Maine is experiencing its worst hepatitis C virus (HCV) outbreak since the state began recording statistics on the liver disease in the early 1990s. Health experts attribute the rise in HCV cases to heroin use, the Portland Press Herald reports.

State health department officials report hep C prevalence has more than tripled in Maine since 2013—from nine to 31 cases of acute HCV in one year. Maine’s chronic hep C rate also increased by 25 percent, rising from 1,142 cases in 2010 to 1,425 in 2014.

The state’s Office of Substance Abuse reports that the number of patients seeking treatment for heroin addiction has also more than tripled, as has the number of self-identified heroin users, increasing from 1,400 people in 2012 to 4,218 currently.

Maine’s Centers for Disease Control and Prevention reports that an uptick in drug users sharing needles accounts for a large part of the outbreak. However, an increase in reporting of HCV prevalence in hospitals across the state could also be driving up the state’s statistics.

Along with the Appalachian region, New England has recently become a hotbed for heroin use in the United States, with national media reports showing similar drug spikes in Vermont, New Hampshire and Massachusetts. Many users are young, white and living in rural or suburban areas; they start off with prescription painkillers like Oxycontin or Hydrocodone before switching over to the street drug.
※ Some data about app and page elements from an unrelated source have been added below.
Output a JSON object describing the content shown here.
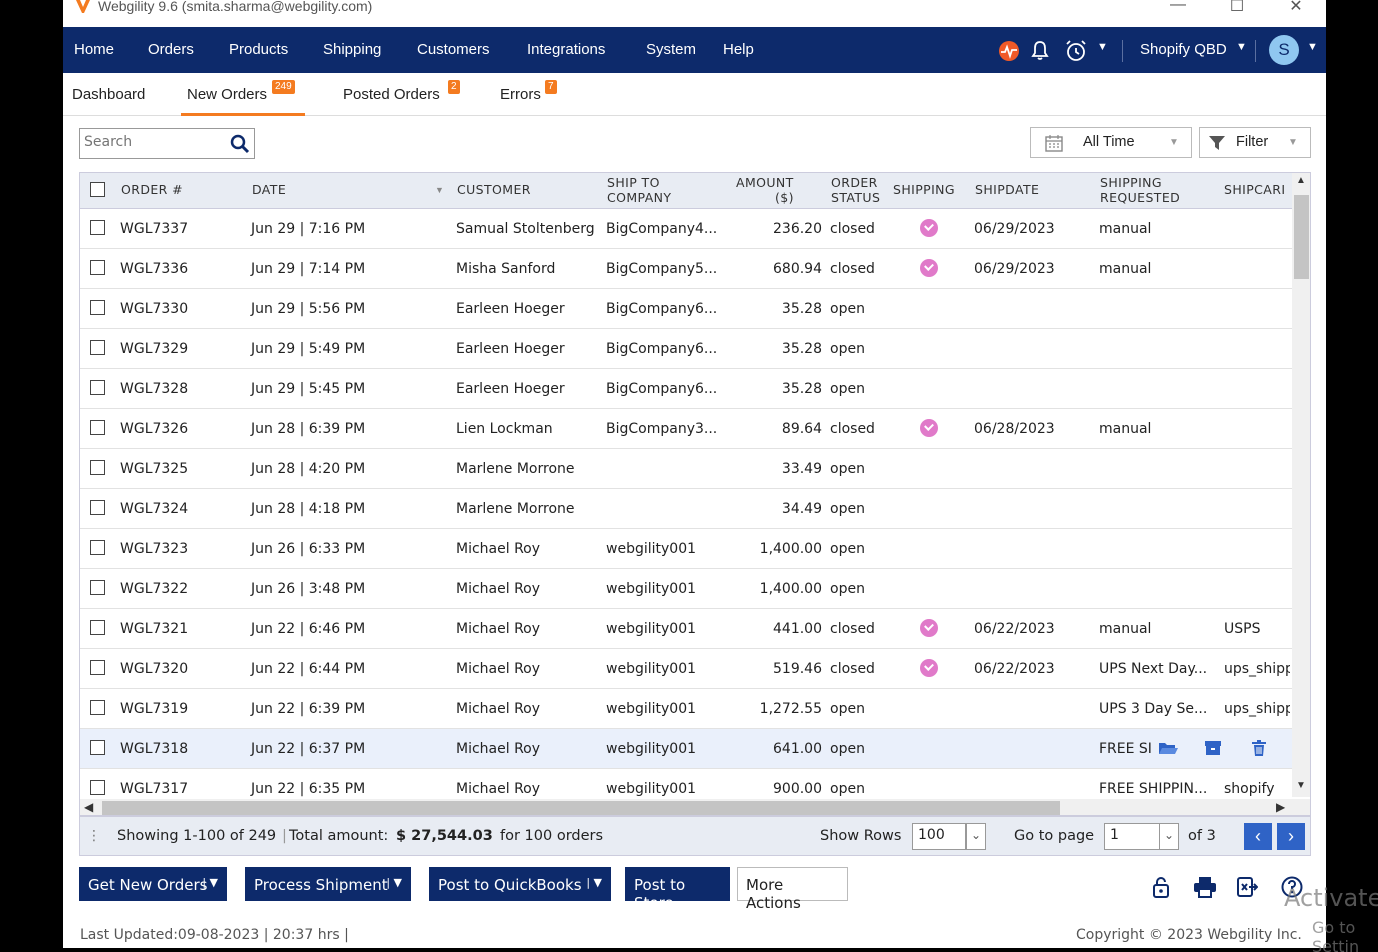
{
  "window": {
    "title": "Webgility 9.6 (smita.sharma@webgility.com)",
    "minimize": "—",
    "maximize": "☐",
    "close": "✕"
  },
  "nav": {
    "items": [
      "Home",
      "Orders",
      "Products",
      "Shipping",
      "Customers",
      "Integrations",
      "System",
      "Help"
    ],
    "store": "Shopify QBD",
    "avatar": "S"
  },
  "tabs": [
    {
      "label": "Dashboard",
      "badge": ""
    },
    {
      "label": "New Orders",
      "badge": "249"
    },
    {
      "label": "Posted Orders",
      "badge": "2"
    },
    {
      "label": "Errors",
      "badge": "7"
    }
  ],
  "search": {
    "placeholder": "Search"
  },
  "time_filter": "All Time",
  "filter_label": "Filter",
  "columns": {
    "order": "ORDER #",
    "date": "DATE",
    "customer": "CUSTOMER",
    "ship_to_1": "SHIP TO",
    "ship_to_2": "COMPANY",
    "amount_1": "AMOUNT",
    "amount_2": "($)",
    "status_1": "ORDER",
    "status_2": "STATUS",
    "shipping": "SHIPPING",
    "shipdate": "SHIPDATE",
    "req_1": "SHIPPING",
    "req_2": "REQUESTED",
    "carrier": "SHIPCARI"
  },
  "rows": [
    {
      "order": "WGL7337",
      "date": "Jun 29 | 7:16 PM",
      "customer": "Samual Stoltenberg",
      "company": "BigCompany4...",
      "amount": "236.20",
      "status": "closed",
      "shipped": true,
      "shipdate": "06/29/2023",
      "requested": "manual",
      "carrier": ""
    },
    {
      "order": "WGL7336",
      "date": "Jun 29 | 7:14 PM",
      "customer": "Misha Sanford",
      "company": "BigCompany5...",
      "amount": "680.94",
      "status": "closed",
      "shipped": true,
      "shipdate": "06/29/2023",
      "requested": "manual",
      "carrier": ""
    },
    {
      "order": "WGL7330",
      "date": "Jun 29 | 5:56 PM",
      "customer": "Earleen Hoeger",
      "company": "BigCompany6...",
      "amount": "35.28",
      "status": "open",
      "shipped": false,
      "shipdate": "",
      "requested": "",
      "carrier": ""
    },
    {
      "order": "WGL7329",
      "date": "Jun 29 | 5:49 PM",
      "customer": "Earleen Hoeger",
      "company": "BigCompany6...",
      "amount": "35.28",
      "status": "open",
      "shipped": false,
      "shipdate": "",
      "requested": "",
      "carrier": ""
    },
    {
      "order": "WGL7328",
      "date": "Jun 29 | 5:45 PM",
      "customer": "Earleen Hoeger",
      "company": "BigCompany6...",
      "amount": "35.28",
      "status": "open",
      "shipped": false,
      "shipdate": "",
      "requested": "",
      "carrier": ""
    },
    {
      "order": "WGL7326",
      "date": "Jun 28 | 6:39 PM",
      "customer": "Lien Lockman",
      "company": "BigCompany3...",
      "amount": "89.64",
      "status": "closed",
      "shipped": true,
      "shipdate": "06/28/2023",
      "requested": "manual",
      "carrier": ""
    },
    {
      "order": "WGL7325",
      "date": "Jun 28 | 4:20 PM",
      "customer": "Marlene Morrone",
      "company": "",
      "amount": "33.49",
      "status": "open",
      "shipped": false,
      "shipdate": "",
      "requested": "",
      "carrier": ""
    },
    {
      "order": "WGL7324",
      "date": "Jun 28 | 4:18 PM",
      "customer": "Marlene Morrone",
      "company": "",
      "amount": "34.49",
      "status": "open",
      "shipped": false,
      "shipdate": "",
      "requested": "",
      "carrier": ""
    },
    {
      "order": "WGL7323",
      "date": "Jun 26 | 6:33 PM",
      "customer": "Michael Roy",
      "company": "webgility001",
      "amount": "1,400.00",
      "status": "open",
      "shipped": false,
      "shipdate": "",
      "requested": "",
      "carrier": ""
    },
    {
      "order": "WGL7322",
      "date": "Jun 26 | 3:48 PM",
      "customer": "Michael Roy",
      "company": "webgility001",
      "amount": "1,400.00",
      "status": "open",
      "shipped": false,
      "shipdate": "",
      "requested": "",
      "carrier": ""
    },
    {
      "order": "WGL7321",
      "date": "Jun 22 | 6:46 PM",
      "customer": "Michael Roy",
      "company": "webgility001",
      "amount": "441.00",
      "status": "closed",
      "shipped": true,
      "shipdate": "06/22/2023",
      "requested": "manual",
      "carrier": "USPS"
    },
    {
      "order": "WGL7320",
      "date": "Jun 22 | 6:44 PM",
      "customer": "Michael Roy",
      "company": "webgility001",
      "amount": "519.46",
      "status": "closed",
      "shipped": true,
      "shipdate": "06/22/2023",
      "requested": "UPS Next Day...",
      "carrier": "ups_shipp"
    },
    {
      "order": "WGL7319",
      "date": "Jun 22 | 6:39 PM",
      "customer": "Michael Roy",
      "company": "webgility001",
      "amount": "1,272.55",
      "status": "open",
      "shipped": false,
      "shipdate": "",
      "requested": "UPS 3 Day Se...",
      "carrier": "ups_shipp"
    },
    {
      "order": "WGL7318",
      "date": "Jun 22 | 6:37 PM",
      "customer": "Michael Roy",
      "company": "webgility001",
      "amount": "641.00",
      "status": "open",
      "shipped": false,
      "shipdate": "",
      "requested": "FREE SI",
      "carrier": "",
      "hover": true
    },
    {
      "order": "WGL7317",
      "date": "Jun 22 | 6:35 PM",
      "customer": "Michael Roy",
      "company": "webgility001",
      "amount": "900.00",
      "status": "open",
      "shipped": false,
      "shipdate": "",
      "requested": "FREE SHIPPIN...",
      "carrier": "shopify"
    }
  ],
  "footer": {
    "showing": "Showing 1-100 of 249",
    "total_label": "Total amount:",
    "total_value": "$ 27,544.03",
    "total_suffix": "for 100 orders",
    "show_rows_label": "Show Rows",
    "show_rows_value": "100",
    "goto_label": "Go to page",
    "goto_value": "1",
    "of_pages": "of 3"
  },
  "actions": {
    "get_new_orders": "Get New Orders",
    "process_shipment": "Process Shipment",
    "post_quickbooks": "Post to QuickBooks",
    "post_store": "Post to Store",
    "more_actions": "More Actions"
  },
  "last_updated": "Last Updated:09-08-2023 | 20:37 hrs |",
  "copyright": "Copyright © 2023 Webgility Inc.",
  "watermark": "Activate",
  "watermark2": "Go to Settin",
  "colors": {
    "nav": "#0d2a6b",
    "accent": "#f47b20",
    "check": "#e07ac9",
    "pager": "#2f63c6"
  }
}
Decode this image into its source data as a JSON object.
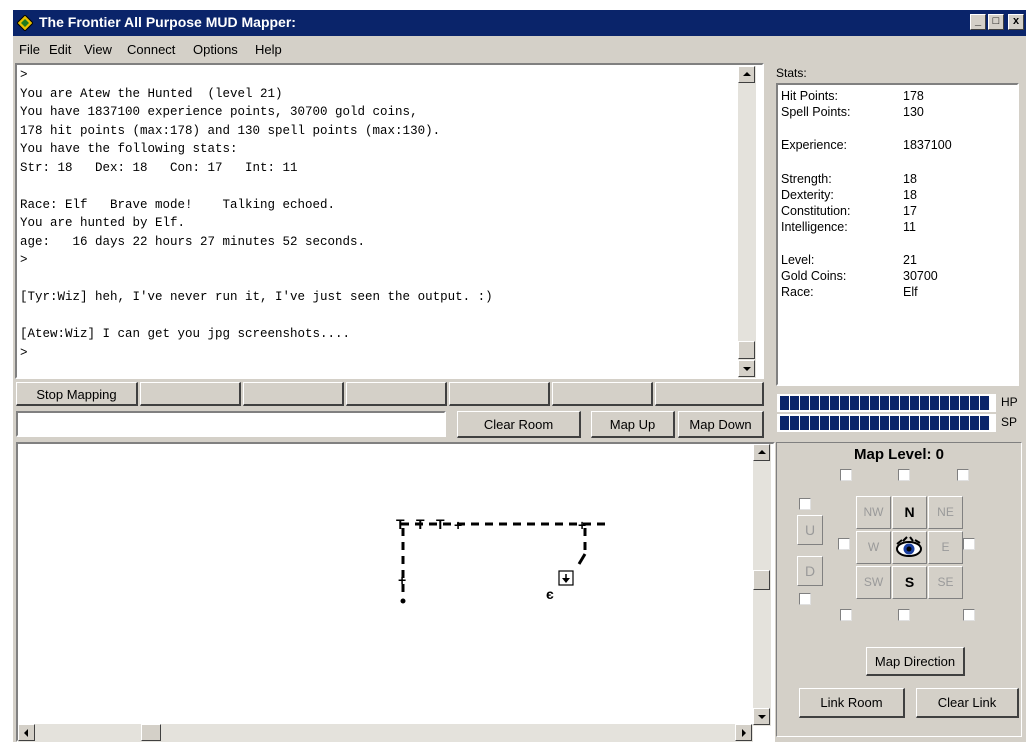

Maine’s health department plans to continue community outreach efforts in five needle exchange locations across the state, and will also be promoting a “no-cost” hep C screening to help quell the epidemic. However, Maine health officials warn HCV treatment options, especially for low-income addicts, remain scarce across the state.